● To do: Which lines in the records below contain the word "backspace"? Copy each one out.

*** Opening Supplied data ***

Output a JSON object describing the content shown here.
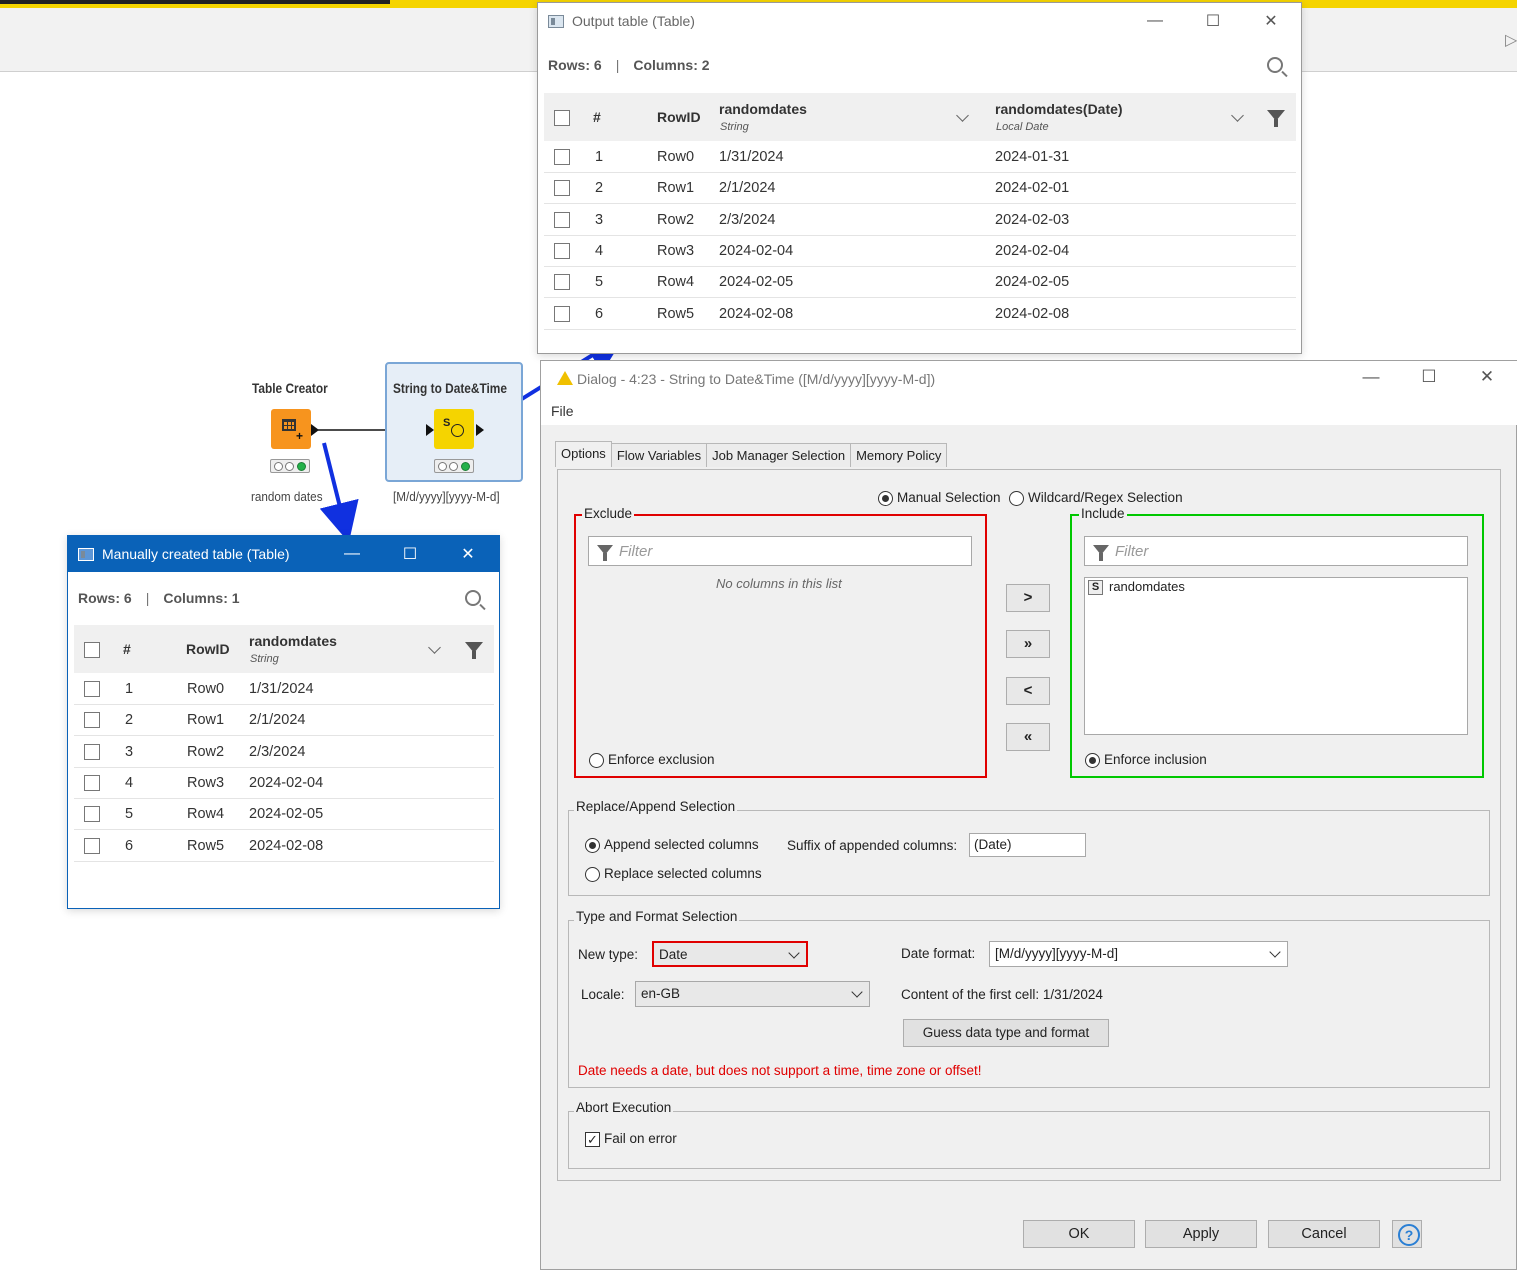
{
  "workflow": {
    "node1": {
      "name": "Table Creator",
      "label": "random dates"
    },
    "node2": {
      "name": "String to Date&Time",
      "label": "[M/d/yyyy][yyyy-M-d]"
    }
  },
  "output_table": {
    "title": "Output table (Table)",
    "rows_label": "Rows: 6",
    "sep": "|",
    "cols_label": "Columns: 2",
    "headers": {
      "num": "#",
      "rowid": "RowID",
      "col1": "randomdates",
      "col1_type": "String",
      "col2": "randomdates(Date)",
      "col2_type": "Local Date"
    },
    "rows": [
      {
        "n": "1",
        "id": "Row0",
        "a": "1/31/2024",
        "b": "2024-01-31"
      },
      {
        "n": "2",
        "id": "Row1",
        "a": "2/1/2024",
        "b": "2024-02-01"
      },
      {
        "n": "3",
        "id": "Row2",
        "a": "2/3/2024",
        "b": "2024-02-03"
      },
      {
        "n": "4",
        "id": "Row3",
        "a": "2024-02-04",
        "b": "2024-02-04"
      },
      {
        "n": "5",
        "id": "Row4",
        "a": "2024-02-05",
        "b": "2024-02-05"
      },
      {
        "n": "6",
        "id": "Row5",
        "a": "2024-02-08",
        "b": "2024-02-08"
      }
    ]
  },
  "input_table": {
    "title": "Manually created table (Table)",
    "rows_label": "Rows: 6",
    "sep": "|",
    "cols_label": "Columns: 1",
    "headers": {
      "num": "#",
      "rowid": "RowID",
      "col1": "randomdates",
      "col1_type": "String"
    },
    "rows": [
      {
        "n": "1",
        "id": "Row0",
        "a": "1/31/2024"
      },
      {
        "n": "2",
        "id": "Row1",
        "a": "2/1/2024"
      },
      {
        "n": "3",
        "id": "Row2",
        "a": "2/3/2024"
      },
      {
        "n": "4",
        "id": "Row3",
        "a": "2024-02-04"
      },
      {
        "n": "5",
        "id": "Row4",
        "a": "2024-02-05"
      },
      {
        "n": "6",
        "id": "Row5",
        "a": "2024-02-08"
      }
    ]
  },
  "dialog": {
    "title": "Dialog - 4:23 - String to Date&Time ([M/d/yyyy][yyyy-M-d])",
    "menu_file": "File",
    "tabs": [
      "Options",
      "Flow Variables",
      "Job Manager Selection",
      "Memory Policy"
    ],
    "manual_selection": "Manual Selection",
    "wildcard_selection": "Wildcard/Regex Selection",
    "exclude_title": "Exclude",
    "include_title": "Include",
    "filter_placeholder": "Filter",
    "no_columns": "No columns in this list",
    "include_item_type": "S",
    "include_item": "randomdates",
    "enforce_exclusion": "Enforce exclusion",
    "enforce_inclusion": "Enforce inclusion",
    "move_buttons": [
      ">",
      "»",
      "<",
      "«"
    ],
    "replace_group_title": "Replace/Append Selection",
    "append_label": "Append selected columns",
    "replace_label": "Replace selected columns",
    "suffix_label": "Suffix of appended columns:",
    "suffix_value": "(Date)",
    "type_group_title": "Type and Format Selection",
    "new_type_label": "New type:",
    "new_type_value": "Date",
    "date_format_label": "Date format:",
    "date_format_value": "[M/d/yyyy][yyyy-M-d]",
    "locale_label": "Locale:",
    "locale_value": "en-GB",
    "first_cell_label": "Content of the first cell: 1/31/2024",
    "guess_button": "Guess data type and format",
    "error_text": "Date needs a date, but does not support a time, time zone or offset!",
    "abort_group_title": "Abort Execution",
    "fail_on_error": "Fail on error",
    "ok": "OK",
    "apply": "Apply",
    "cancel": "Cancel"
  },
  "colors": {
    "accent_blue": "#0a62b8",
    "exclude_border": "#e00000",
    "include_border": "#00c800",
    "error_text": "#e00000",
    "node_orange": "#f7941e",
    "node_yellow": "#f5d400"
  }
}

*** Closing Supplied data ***
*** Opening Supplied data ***

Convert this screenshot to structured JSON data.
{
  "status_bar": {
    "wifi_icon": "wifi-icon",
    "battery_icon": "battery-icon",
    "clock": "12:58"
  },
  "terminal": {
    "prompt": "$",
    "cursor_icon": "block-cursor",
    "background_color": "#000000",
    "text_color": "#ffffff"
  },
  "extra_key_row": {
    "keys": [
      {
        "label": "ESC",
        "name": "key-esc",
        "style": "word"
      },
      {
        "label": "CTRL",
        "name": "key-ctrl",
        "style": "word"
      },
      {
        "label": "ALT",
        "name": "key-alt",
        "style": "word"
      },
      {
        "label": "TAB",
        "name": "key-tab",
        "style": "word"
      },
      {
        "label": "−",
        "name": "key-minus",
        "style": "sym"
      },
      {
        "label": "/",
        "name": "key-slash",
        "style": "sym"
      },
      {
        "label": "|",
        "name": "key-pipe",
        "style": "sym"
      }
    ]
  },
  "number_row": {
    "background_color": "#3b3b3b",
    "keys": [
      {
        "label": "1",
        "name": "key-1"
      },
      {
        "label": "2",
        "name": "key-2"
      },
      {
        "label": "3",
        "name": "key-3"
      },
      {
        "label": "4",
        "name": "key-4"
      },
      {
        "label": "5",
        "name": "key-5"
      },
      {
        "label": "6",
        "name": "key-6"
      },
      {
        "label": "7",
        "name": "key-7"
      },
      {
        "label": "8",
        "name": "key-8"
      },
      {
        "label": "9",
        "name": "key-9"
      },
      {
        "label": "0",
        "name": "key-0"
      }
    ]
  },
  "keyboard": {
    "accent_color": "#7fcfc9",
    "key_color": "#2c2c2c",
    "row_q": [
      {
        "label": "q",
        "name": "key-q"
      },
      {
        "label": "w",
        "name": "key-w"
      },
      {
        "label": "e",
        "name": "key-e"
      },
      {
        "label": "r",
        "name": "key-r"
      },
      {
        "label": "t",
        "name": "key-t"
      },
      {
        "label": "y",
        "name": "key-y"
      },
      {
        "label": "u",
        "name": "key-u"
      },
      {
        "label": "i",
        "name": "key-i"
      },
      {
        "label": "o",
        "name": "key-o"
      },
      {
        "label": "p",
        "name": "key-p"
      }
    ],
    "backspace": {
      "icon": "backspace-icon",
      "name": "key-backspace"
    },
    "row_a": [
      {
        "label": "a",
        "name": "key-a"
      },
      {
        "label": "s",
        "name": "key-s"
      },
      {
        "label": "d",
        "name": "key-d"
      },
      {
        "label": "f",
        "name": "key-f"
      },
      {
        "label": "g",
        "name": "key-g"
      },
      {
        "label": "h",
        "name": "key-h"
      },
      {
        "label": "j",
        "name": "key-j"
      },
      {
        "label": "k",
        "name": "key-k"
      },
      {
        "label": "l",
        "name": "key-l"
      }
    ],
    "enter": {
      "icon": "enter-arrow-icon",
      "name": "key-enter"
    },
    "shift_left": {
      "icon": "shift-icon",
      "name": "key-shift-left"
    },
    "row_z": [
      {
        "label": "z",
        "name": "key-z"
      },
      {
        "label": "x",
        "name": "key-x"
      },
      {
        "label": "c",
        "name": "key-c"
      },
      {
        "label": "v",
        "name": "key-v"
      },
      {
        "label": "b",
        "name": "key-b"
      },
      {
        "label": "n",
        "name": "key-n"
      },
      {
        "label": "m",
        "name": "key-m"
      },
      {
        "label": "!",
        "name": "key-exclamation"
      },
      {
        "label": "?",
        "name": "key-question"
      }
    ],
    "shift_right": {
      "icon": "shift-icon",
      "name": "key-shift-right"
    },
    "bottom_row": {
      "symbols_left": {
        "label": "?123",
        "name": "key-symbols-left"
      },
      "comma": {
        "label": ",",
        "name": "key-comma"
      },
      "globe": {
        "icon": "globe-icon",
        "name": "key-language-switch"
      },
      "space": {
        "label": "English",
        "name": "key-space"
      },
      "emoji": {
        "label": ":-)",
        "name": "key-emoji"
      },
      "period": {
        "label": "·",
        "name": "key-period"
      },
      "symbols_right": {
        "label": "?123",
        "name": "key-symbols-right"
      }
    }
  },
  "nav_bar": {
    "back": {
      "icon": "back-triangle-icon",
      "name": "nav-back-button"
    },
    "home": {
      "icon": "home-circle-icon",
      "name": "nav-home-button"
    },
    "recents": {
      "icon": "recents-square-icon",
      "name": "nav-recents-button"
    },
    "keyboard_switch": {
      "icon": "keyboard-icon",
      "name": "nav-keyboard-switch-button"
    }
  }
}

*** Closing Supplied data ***

● Solution to this task:
    "backspace": {
      "icon": "backspace-icon",
      "name": "key-backspace"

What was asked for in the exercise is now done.